- **WHAT THE TASK ASKS**
Copy out each line of the listing below in which the string "Paste" occurs.

- **TASK MATERIAL**
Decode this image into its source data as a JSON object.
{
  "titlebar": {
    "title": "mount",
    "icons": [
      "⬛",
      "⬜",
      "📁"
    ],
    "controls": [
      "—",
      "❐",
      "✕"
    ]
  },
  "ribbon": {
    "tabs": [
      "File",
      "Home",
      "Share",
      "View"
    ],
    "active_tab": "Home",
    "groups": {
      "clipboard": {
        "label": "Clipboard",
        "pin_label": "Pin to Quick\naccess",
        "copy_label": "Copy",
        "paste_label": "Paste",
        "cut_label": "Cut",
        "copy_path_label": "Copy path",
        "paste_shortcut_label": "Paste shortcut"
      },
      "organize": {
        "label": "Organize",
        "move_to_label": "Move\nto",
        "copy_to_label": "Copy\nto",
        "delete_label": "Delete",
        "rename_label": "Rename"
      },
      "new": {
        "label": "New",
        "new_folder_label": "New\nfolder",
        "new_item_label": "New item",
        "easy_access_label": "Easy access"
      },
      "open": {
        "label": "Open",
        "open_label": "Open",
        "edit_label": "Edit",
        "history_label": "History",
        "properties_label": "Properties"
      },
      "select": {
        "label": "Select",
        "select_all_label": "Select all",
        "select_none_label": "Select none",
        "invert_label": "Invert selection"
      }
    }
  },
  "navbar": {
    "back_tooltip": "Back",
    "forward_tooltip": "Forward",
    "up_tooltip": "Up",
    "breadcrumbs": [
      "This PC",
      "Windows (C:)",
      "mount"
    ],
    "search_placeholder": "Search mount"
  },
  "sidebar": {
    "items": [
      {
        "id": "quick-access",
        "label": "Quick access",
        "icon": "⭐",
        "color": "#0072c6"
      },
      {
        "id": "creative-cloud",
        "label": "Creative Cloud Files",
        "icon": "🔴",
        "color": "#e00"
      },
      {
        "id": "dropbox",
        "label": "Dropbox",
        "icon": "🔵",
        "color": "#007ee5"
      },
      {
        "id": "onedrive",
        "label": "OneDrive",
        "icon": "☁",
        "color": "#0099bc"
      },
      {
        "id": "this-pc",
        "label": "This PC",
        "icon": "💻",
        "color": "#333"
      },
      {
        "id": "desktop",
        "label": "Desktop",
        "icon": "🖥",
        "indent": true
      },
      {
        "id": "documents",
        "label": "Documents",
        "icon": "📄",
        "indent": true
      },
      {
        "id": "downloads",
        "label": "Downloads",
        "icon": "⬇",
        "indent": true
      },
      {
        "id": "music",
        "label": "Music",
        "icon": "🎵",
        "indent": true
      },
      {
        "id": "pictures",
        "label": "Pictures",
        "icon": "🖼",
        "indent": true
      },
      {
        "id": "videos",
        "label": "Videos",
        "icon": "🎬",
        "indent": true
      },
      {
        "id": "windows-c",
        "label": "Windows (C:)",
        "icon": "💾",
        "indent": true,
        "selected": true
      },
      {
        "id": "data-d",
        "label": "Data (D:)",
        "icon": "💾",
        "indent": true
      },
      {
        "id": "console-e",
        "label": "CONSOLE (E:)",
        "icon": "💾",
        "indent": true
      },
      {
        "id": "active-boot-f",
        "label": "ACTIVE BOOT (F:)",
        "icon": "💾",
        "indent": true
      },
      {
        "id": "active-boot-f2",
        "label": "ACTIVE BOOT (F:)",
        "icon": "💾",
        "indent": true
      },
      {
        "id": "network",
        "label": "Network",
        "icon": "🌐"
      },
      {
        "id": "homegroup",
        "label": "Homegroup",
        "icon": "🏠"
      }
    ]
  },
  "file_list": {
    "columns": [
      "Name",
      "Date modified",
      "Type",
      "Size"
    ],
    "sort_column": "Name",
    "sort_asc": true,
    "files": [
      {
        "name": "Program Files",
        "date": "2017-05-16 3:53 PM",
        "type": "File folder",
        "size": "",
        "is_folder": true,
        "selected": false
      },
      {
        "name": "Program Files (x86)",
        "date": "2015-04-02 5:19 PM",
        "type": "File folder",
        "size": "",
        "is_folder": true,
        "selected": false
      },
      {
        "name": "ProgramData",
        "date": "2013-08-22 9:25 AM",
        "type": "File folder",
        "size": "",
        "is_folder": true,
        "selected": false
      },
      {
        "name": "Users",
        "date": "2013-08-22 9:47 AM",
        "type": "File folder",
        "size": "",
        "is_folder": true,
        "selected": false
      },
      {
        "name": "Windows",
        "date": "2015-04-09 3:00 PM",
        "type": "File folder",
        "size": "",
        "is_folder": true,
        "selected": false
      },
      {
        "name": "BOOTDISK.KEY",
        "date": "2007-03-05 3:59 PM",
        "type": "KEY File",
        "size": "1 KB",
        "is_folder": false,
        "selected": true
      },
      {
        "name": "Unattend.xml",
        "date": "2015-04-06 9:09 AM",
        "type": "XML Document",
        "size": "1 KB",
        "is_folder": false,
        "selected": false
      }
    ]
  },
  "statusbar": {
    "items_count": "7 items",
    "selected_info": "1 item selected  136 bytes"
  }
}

- **ANSWER BOX**
        "paste_label": "Paste",
        "paste_shortcut_label": "Paste shortcut"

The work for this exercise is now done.